Camp near Washington, June 11, 1865

We are still here in this camp, but most likely we will leave tomorrow or the next day for Louisville, Kentucky.

The 2nd Minnesota regiment is now in the 1st brigade, and also the 18th Regt., Kentucky, the 31st Regiment, Ohio, and the 33rd regiment of Missouri, so there are four regiments in the 1st brigade, and the commander for the 1st brigade is Col. Bishop.

Lt. Col. Ulein commands the 2nd Minnesota. Captain Scott commands one battalion of the 33rd regiment of Missouri, and B. Solvester commands company E of the 2nd Minnesota.

Corporal Knudson and Fredrik Olson are guards by brigade headquarters.

Eight recruits, that were in for a year, were discharged from company E today, and many in the other companies, and more in the regiment got their discharge.

The veterans and recruits and those drafted for three years, who went in in 1863 and 1864, have not had a chance yet to get discharged.

We are waiting and longing to see an order that we will be discharged, but we are waiting in vain.

We have not received our pay yet. I have not received any since August 1864. I don’t know if I will draw my pay before I get discharged or not. I still live in the hope that there will not be many more months in duty.

There has been a brigade settler store by our camp that was well supplied, but there are few soldiers who have any money, and last night the soldiers broke into the store and took all he had, so he left.

Nils Johnson and Hans Aastrom of company E wish to know if they are credited to Nicollet county, and what town. I think you can find out if you ask Barbrick, so let me know next time you write so I can let them know.

I mentioned in my last letter that I received the Norwegian letter. I have not answered it yet.

I am well and so are the others you know in company E.

We cannot complain that the days are bad, but we are wishing for freedom.

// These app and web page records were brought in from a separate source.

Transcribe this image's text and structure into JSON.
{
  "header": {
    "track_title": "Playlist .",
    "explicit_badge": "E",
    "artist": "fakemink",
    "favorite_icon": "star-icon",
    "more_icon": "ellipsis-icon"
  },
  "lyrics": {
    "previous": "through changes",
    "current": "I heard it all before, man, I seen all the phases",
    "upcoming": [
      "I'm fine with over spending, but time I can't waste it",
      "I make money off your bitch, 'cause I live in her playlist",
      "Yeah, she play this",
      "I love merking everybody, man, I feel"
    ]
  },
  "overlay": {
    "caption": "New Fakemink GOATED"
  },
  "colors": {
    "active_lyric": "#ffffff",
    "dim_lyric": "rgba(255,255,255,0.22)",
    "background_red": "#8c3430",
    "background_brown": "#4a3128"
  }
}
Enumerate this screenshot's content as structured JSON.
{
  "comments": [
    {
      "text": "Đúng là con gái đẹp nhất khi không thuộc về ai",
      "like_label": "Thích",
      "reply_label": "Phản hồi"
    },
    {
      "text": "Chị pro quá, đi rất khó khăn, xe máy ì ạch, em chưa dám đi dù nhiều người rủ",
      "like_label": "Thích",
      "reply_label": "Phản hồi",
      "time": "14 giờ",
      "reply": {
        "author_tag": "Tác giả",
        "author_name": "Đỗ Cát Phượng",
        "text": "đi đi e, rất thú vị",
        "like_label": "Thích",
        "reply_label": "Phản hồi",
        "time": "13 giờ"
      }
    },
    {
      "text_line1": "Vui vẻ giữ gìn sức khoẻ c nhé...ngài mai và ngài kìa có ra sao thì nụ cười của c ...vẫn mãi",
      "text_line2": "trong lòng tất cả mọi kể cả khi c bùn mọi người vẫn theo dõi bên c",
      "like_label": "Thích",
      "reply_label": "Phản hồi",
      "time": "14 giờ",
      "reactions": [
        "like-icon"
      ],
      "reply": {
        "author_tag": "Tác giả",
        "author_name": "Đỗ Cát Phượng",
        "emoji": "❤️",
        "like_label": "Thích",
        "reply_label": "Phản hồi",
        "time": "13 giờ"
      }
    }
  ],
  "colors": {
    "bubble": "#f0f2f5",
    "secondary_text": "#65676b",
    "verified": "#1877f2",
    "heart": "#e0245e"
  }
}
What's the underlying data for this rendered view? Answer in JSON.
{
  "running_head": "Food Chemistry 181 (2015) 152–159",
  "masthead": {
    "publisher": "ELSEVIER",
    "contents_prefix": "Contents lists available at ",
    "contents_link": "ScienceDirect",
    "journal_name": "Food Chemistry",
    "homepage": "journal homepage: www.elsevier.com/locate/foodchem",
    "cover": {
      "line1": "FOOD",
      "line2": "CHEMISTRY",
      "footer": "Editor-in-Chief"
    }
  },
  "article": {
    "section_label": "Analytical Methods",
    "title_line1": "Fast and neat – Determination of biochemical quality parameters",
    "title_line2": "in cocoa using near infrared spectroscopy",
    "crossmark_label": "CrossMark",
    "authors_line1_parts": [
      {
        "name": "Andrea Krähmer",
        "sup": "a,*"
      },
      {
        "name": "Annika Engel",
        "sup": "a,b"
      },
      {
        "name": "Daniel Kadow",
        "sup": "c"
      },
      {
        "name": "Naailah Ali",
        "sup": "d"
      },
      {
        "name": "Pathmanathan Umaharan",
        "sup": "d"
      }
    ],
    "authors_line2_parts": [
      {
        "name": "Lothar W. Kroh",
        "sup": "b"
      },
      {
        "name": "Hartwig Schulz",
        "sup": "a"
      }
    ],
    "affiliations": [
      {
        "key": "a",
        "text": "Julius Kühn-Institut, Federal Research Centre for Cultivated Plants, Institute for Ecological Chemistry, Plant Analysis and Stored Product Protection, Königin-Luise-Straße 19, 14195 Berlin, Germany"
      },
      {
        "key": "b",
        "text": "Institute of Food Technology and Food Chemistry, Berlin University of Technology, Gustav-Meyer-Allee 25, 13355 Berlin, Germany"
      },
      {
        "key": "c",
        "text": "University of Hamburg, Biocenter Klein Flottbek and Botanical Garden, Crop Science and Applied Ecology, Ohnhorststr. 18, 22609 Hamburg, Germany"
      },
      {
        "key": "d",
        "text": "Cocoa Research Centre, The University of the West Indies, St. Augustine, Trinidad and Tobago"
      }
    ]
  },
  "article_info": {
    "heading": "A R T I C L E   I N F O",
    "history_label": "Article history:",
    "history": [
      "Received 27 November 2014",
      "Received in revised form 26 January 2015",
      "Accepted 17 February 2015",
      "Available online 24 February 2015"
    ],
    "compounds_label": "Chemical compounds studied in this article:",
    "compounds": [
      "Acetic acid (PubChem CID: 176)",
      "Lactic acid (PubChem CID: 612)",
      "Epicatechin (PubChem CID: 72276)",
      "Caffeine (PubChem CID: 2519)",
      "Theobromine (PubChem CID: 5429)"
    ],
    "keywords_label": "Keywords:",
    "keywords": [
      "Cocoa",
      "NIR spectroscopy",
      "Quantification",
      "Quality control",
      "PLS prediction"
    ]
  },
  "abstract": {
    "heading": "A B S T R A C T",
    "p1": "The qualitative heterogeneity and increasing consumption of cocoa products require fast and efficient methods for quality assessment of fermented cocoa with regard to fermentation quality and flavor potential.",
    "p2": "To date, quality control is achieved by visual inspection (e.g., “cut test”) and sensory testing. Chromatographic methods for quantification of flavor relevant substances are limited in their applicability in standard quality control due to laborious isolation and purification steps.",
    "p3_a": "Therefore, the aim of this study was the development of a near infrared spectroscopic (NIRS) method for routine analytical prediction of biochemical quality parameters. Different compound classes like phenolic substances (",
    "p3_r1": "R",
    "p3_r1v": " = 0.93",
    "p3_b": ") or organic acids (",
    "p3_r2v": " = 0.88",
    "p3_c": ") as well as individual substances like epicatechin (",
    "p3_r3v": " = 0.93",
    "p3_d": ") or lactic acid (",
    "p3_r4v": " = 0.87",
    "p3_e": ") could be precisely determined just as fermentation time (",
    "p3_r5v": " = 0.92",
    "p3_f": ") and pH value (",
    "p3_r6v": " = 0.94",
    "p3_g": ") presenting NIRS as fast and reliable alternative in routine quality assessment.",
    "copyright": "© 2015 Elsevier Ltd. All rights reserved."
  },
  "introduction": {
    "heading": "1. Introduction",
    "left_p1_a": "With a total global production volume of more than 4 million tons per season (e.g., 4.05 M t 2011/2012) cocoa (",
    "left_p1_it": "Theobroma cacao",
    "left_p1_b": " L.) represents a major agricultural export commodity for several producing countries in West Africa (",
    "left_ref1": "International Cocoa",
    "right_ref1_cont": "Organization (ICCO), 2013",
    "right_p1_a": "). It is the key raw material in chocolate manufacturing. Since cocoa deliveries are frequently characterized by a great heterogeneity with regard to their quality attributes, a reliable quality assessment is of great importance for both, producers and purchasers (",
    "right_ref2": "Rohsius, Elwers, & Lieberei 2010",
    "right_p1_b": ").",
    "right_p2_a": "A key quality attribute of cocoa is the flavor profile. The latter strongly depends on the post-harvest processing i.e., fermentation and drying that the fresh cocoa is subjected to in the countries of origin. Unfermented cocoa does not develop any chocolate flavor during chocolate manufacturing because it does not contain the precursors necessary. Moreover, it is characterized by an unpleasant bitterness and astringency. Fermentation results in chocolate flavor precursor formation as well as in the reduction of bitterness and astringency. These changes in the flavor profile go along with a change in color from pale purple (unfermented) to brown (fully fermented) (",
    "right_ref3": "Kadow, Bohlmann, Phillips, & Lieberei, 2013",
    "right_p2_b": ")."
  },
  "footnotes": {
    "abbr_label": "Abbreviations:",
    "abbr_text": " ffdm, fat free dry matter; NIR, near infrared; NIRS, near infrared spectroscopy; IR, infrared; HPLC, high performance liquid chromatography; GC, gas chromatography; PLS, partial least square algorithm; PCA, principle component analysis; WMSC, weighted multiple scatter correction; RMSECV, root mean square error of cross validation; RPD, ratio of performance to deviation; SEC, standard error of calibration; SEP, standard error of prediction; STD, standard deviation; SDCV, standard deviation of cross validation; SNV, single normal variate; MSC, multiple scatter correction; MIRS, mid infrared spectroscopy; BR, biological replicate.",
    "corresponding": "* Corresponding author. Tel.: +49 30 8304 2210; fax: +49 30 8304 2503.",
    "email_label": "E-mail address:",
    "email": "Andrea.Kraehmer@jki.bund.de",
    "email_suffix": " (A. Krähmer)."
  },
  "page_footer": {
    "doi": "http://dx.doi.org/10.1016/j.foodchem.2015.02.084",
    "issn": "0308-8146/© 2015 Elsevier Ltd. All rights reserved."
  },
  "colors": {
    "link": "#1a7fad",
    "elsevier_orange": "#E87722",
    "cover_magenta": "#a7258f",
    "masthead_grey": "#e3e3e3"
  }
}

The 101 and 87th regiment of Indiana have not yet gotten their papers ready to go home. I hope they will in a short time, they could have been home two weeks ago if they had informed officers.

The soldiers’ daily talk is, home, home, and when?

Freedom is as dear as if we have been in slavery for three years. Many say, “all we ask for are the papers, the pay we will gladly give to the government if they would only let us go.” Often we hear that remark nowdays.

I have no more to write. Live well, is the wish of your friend, B. Olmanson.